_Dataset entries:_
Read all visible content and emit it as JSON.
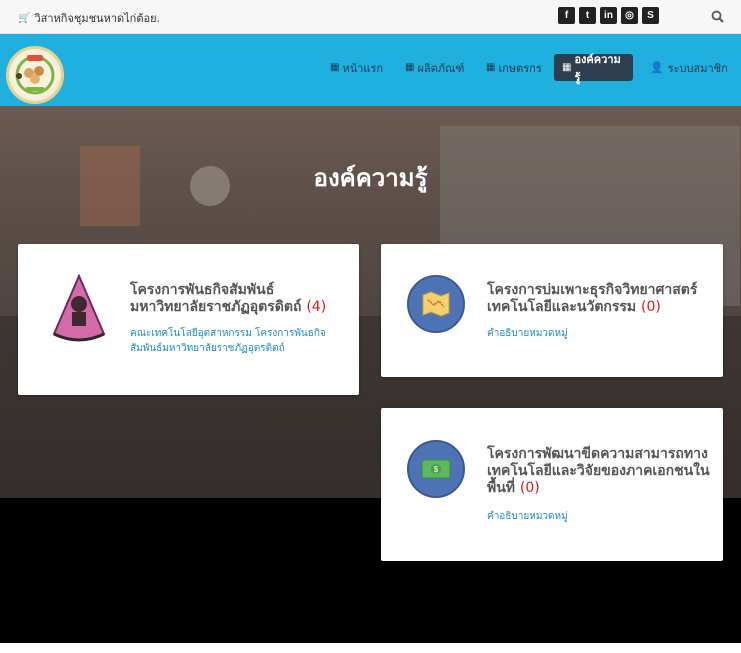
{
  "topbar": {
    "site_name": "วิสาหกิจชุมชนหาดไก่ต้อย.",
    "social_icons": [
      "facebook-icon",
      "twitter-icon",
      "linkedin-icon",
      "dribbble-icon",
      "skype-icon"
    ]
  },
  "nav": {
    "items": [
      {
        "label": "หน้าแรก",
        "icon": "grid-icon",
        "active": false
      },
      {
        "label": "ผลิตภัณฑ์",
        "icon": "grid-icon",
        "active": false
      },
      {
        "label": "เกษตรกร",
        "icon": "grid-icon",
        "active": false
      },
      {
        "label": "องค์ความรู้",
        "icon": "grid-icon",
        "active": true
      },
      {
        "label": "ระบบสมาชิก",
        "icon": "user-icon",
        "active": false
      }
    ]
  },
  "hero": {
    "title": "องค์ความรู้"
  },
  "cards": [
    {
      "title": "โครงการพันธกิจสัมพันธ์มหาวิทยาลัยราชภัฏอุตรดิตถ์",
      "count": "(4)",
      "description": "คณะเทคโนโลยีอุตสาหกรรม โครงการพันธกิจสัมพันธ์มหาวิทยาลัยราชภัฏอุตรดิตถ์",
      "icon": "university-logo"
    },
    {
      "title": "โครงการบ่มเพาะธุรกิจวิทยาศาสตร์ เทคโนโลยีและนวัตกรรม",
      "count": "(0)",
      "description": "คำอธิบายหมวดหมู่",
      "icon": "map-icon"
    },
    {
      "title": "โครงการพัฒนาขีดความสามารถทางเทคโนโลยีและวิจัยของภาคเอกชนในพื้นที่",
      "count": "(0)",
      "description": "คำอธิบายหมวดหมู่",
      "icon": "money-icon"
    }
  ],
  "colors": {
    "navbar": "#1fb0e0",
    "active_nav": "#2d3e50",
    "count_red": "#e0161d",
    "link_blue": "#1f8bc4",
    "icon_circle": "#4e73b4"
  }
}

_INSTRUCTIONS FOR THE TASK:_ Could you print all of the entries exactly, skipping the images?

_ANSWER TO THIS PROBLEM:_
Read all visible content and emit it as JSON.
{
  "topbar": {
    "site_name": "วิสาหกิจชุมชนหาดไก่ต้อย.",
    "social_icons": [
      "facebook-icon",
      "twitter-icon",
      "linkedin-icon",
      "dribbble-icon",
      "skype-icon"
    ]
  },
  "nav": {
    "items": [
      {
        "label": "หน้าแรก",
        "icon": "grid-icon",
        "active": false
      },
      {
        "label": "ผลิตภัณฑ์",
        "icon": "grid-icon",
        "active": false
      },
      {
        "label": "เกษตรกร",
        "icon": "grid-icon",
        "active": false
      },
      {
        "label": "องค์ความรู้",
        "icon": "grid-icon",
        "active": true
      },
      {
        "label": "ระบบสมาชิก",
        "icon": "user-icon",
        "active": false
      }
    ]
  },
  "hero": {
    "title": "องค์ความรู้"
  },
  "cards": [
    {
      "title": "โครงการพันธกิจสัมพันธ์มหาวิทยาลัยราชภัฏอุตรดิตถ์",
      "count": "(4)",
      "description": "คณะเทคโนโลยีอุตสาหกรรม โครงการพันธกิจสัมพันธ์มหาวิทยาลัยราชภัฏอุตรดิตถ์",
      "icon": "university-logo"
    },
    {
      "title": "โครงการบ่มเพาะธุรกิจวิทยาศาสตร์ เทคโนโลยีและนวัตกรรม",
      "count": "(0)",
      "description": "คำอธิบายหมวดหมู่",
      "icon": "map-icon"
    },
    {
      "title": "โครงการพัฒนาขีดความสามารถทางเทคโนโลยีและวิจัยของภาคเอกชนในพื้นที่",
      "count": "(0)",
      "description": "คำอธิบายหมวดหมู่",
      "icon": "money-icon"
    }
  ],
  "colors": {
    "navbar": "#1fb0e0",
    "active_nav": "#2d3e50",
    "count_red": "#e0161d",
    "link_blue": "#1f8bc4",
    "icon_circle": "#4e73b4"
  }
}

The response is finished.